The Pree Hee Men
The Pree Hee Men and their crazy caveman car.
Take two potty cavemen and their beautifully themed crazy caveman car and mix it up with stone age music, sound effects and plenty of batty banter. The perfect recipe for the wackiest walkabout act in the land. Kids and grown-ups will especially love the prehistorical pet bird “Peep” who accompanies the nutty Neanderthals on their adventures.
Elfic’s Juggling Show Hilarious…dynamic…spectacular! Shows of circus skills, madcap comedy and wicked one-liners, with audience participation, improvisation, mayhem and a little danger! Elfic combines elements of street entertainment and circus to create high energy, fast paced, award-winning entertainment. Audiences go on a roller coaster ride of fun and laughter, amazement and bewilderment. Is he an inept, bungling buffoon or a highly skilled, talented professional
The Cornish Countryman was born in the West Country in 1961. He has always been and sill is a true hunter gatherer. With a number of educational DVD’s under his belt and book on the way chris holds a vast array of, largely forgotten, knowledge on the best ways / techniques to become and hunter gatherer.
Whirl Wind Aircraft
The first S 55 prototype new in November 1949 and was the first helicopter with a really usable large cabin which flew in all roles, both military and civil. Westland Aircraft Ltd acquired a licence to build the aircraft in which a number of modifications were made throughout the development of the Whirlwind such as adding an Havilland Gnome gas turbine engine. RAF squadron 22 was initially equipped with Westland Whirlwind HAR.2s until August 1962, these were later replaced by the Whirlwind HAR.10s from August 1962.

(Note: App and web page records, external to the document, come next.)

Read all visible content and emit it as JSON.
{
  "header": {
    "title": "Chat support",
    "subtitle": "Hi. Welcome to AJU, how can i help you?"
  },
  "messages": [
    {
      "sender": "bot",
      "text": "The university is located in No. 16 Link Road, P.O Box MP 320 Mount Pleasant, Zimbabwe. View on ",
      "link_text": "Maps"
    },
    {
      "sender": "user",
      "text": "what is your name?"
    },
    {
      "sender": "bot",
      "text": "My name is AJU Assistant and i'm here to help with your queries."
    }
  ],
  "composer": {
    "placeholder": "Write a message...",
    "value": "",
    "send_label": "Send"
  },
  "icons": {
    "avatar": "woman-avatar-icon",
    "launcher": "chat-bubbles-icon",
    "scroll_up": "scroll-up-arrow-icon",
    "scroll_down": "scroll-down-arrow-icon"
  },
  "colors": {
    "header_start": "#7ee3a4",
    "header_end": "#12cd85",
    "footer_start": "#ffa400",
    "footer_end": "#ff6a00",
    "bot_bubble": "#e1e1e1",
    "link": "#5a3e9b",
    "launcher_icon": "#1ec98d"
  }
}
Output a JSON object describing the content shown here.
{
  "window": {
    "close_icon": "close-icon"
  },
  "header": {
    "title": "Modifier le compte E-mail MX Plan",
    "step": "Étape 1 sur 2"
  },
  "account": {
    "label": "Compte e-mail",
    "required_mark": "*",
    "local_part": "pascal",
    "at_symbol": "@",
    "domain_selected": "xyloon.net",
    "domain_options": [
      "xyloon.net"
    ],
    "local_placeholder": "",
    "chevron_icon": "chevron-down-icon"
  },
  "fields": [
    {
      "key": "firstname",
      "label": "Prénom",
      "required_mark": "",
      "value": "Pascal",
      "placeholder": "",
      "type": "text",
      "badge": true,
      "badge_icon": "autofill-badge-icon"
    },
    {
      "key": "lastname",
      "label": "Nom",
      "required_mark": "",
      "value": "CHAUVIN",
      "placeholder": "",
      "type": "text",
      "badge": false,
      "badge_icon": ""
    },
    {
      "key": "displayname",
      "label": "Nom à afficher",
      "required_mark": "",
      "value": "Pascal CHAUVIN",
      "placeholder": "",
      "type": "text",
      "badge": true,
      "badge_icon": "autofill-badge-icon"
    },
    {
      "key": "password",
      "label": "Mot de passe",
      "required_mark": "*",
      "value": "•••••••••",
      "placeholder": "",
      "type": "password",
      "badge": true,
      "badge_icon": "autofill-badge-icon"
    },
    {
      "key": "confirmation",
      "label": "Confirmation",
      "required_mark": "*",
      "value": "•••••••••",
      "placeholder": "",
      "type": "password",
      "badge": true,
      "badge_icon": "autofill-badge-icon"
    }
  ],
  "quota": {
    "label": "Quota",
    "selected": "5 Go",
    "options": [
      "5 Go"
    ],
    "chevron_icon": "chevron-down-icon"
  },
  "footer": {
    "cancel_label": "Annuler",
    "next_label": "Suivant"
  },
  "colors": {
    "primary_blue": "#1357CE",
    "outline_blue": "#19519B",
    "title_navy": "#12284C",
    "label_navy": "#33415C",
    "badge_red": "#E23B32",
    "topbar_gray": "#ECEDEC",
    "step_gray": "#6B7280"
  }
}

The squadron was based at RAF Thorney Island, the early Whirlwind suffered from low power which seriously reduced its lift capability during hot weather. One of its successes was the rescue of a family from a yacht that was caught in a severe storm in or around Portsmouth harbour. The three were rescued one at a time and the winch man, a mechanic, was obliged to wait on deck until all were lifted off. The yacht broke up shortly after he was removed The Whirlwind Har Mark 10 is now a purely civilian aircraft which has recently been refurbished (to be the lightest Whirlwind yet) and painted yellow, the colour of which it wore when flown with 22 squadron. The helicopter is now owned by Mr Andrew Whitehouse.
APPEARING SUNDAY ONLY in 2018

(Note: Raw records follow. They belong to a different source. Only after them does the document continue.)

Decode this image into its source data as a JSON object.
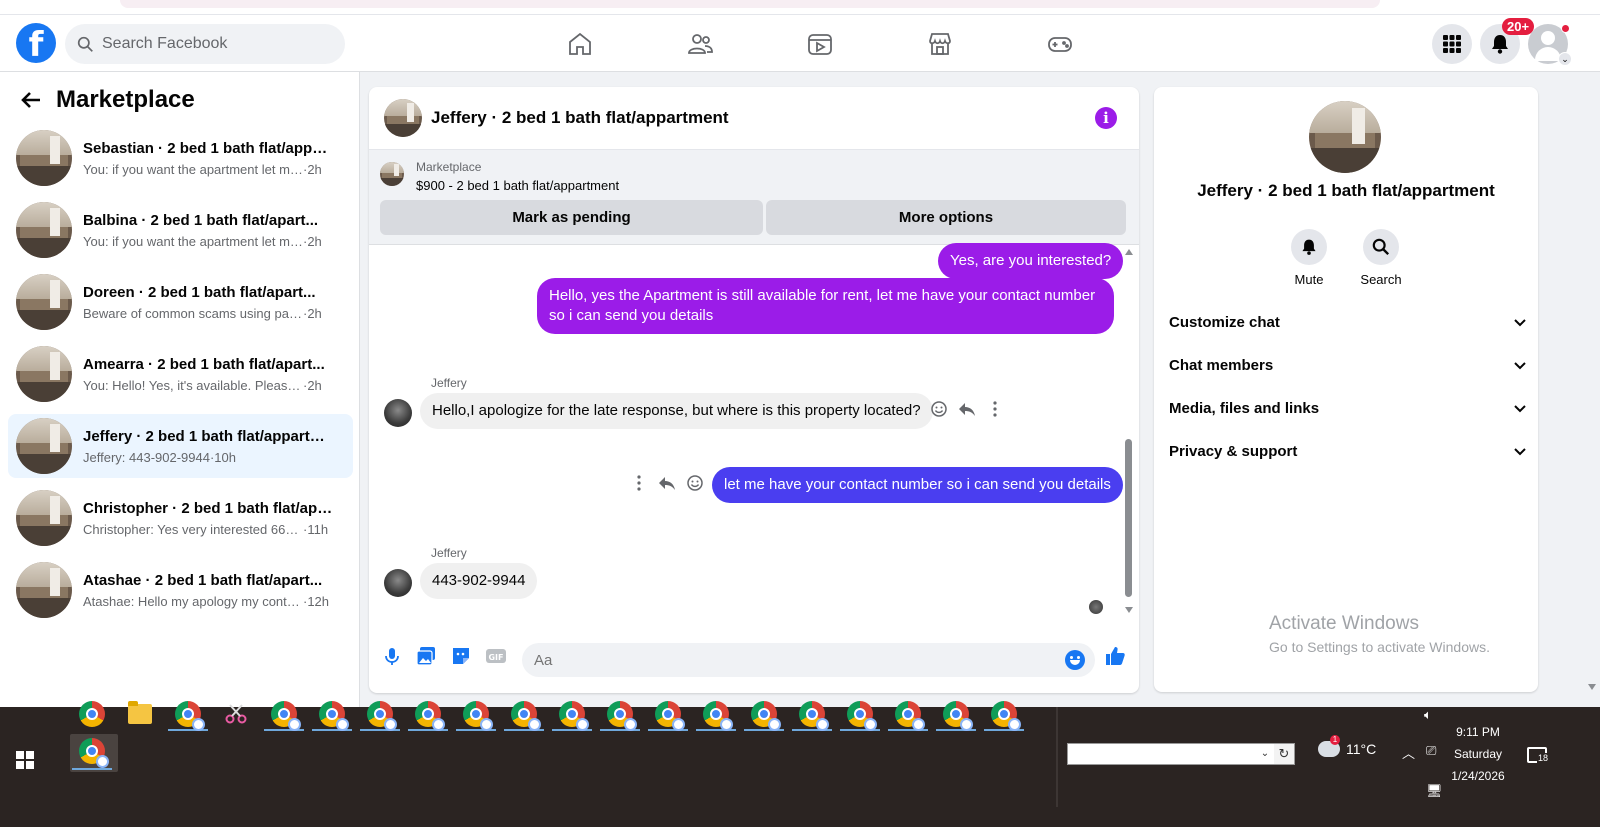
{
  "header": {
    "logo": "f",
    "search_placeholder": "Search Facebook",
    "notification_count": "20+"
  },
  "sidebar": {
    "title": "Marketplace",
    "conversations": [
      {
        "name": "Sebastian · 2 bed 1 bath flat/appar...",
        "snippet": "You: if you want the apartment let me...",
        "time": "·2h",
        "active": false
      },
      {
        "name": "Balbina · 2 bed 1 bath flat/apart...",
        "snippet": "You: if you want the apartment let me...",
        "time": "·2h",
        "active": false
      },
      {
        "name": "Doreen · 2 bed 1 bath flat/apart...",
        "snippet": "Beware of common scams using pay...",
        "time": "·2h",
        "active": false
      },
      {
        "name": "Amearra · 2 bed 1 bath flat/apart...",
        "snippet": "You: Hello! Yes, it's available. Please se...",
        "time": "·2h",
        "active": false
      },
      {
        "name": "Jeffery · 2 bed 1 bath flat/appartm...",
        "snippet": "Jeffery: 443-902-9944",
        "time": "·10h",
        "active": true
      },
      {
        "name": "Christopher · 2 bed 1 bath flat/app...",
        "snippet": "Christopher: Yes very interested 667...",
        "time": "·11h",
        "active": false
      },
      {
        "name": "Atashae · 2 bed 1 bath flat/apart...",
        "snippet": "Atashae: Hello my apology my conta...",
        "time": "·12h",
        "active": false
      }
    ]
  },
  "chat": {
    "title": "Jeffery · 2 bed 1 bath flat/appartment",
    "marketplace_label": "Marketplace",
    "listing": "$900 - 2 bed 1 bath flat/appartment",
    "mark_pending_label": "Mark as pending",
    "more_options_label": "More options",
    "messages": {
      "m1": "Yes, are you interested?",
      "m2": "Hello, yes the Apartment is still available for rent, let me have your contact number so i can send you details",
      "sender1": "Jeffery",
      "m3": "Hello,I apologize for the late response, but where is this property located?",
      "m4": "let me have your contact number so i can send you details",
      "sender2": "Jeffery",
      "m5": "443-902-9944"
    },
    "composer_placeholder": "Aa"
  },
  "info_panel": {
    "name": "Jeffery · 2 bed 1 bath flat/appartment",
    "mute_label": "Mute",
    "search_label": "Search",
    "sections": [
      "Customize chat",
      "Chat members",
      "Media, files and links",
      "Privacy & support"
    ],
    "watermark_title": "Activate Windows",
    "watermark_sub": "Go to Settings to activate Windows."
  },
  "taskbar": {
    "temperature": "11°C",
    "weather_badge": "1",
    "time": "9:11 PM",
    "day": "Saturday",
    "date": "1/24/2026",
    "notification_count": "18"
  }
}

Dartmoor Hill Pony Display team
The Dartmoor Hill Pony Display Team is a youth run annual project from the Dartmoor based charity, Friends of the Dartmoor Hill Pony.
This years display tells its audience the story of the Dartmoor Farmer through a jam-packed 30 minuets of Musical Rides, Racing, Jumping through fire, charging and so much more! The purpose of this is not only for allowing the 29 children that are part of this loving family to be having fun on ponies, but also for raising awareness of the Hill Pony and it’s vastly changing ecological safety on Dartmoor.
Friends of the Dartmoor Hill Pony are dedicated to supporting all the ponies on Dartmoor. All the ponies have a value to the ecology of the moor, and are good enough even with a bit of white here of there. Shape or size is not important as long as they can do the job they have adapted to do; to graze and maintain the difficult moorland environment. Dartmoor Hill Ponies are the ones that still thrive on Dartmoor and are the inheritors of the harsh landscape that has shaped their genes. Unlike other organisations protecting the Dartmoor Ponies, we do not believe that a Dartmoor pony should it a breed standard of certain colours and shapes, decided in 1925. The hill ponies live on the moor and are bred for hardiness and temperament so they can survive and be managed and in turn, keep the moorland vegetation and habitats as they should be. For this reason, they are “true children’s friends,” and the basis of many future competition animals and the perfect tool for looking after Dartmoor.